But none of that is what is most important, or perhaps what is most important is everything but that, everything but what this or any of Marías’s books happens to be about. Narrative, at this point in the history of literature, is just a code, or a vestige, or an old habit dying hard, or perhaps nothing but an excuse, and what our books are about, now, what is essential in them, will always be something other than what they are about. For me, what is most essential and affecting in Your Face Tomorrow is the fear. It is a novel that is filled with fear: fear of the beginning, which is pursuing us like Faust’s black dog, and fear of the end, which will swallow us into one final silence. It drowns out the story, or overtakes it. It spills over into the margins and seeps through the covers and then through other covers onto the pages of the books he has written already, and those he never will.

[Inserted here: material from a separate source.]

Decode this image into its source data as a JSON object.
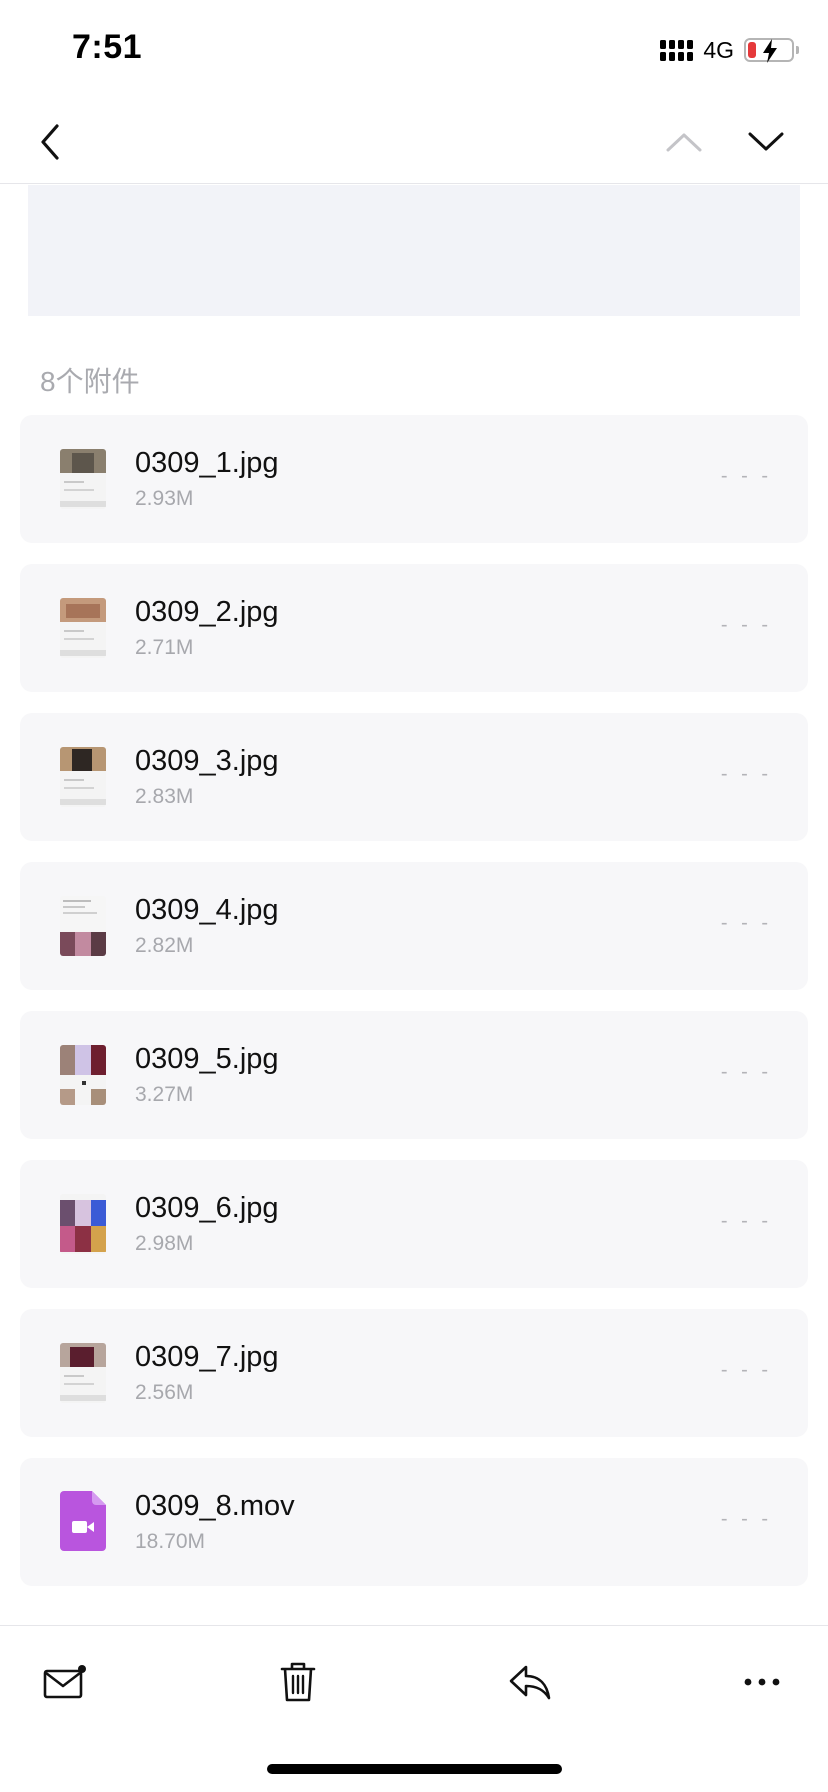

Like all of the books that Marías has written, and all of the books he never will, the fear in this novel is endless; and like the narrator of The Unnamable, packed inside a jar in the window of a Paris restaurant, it is as beautiful as it is putrid.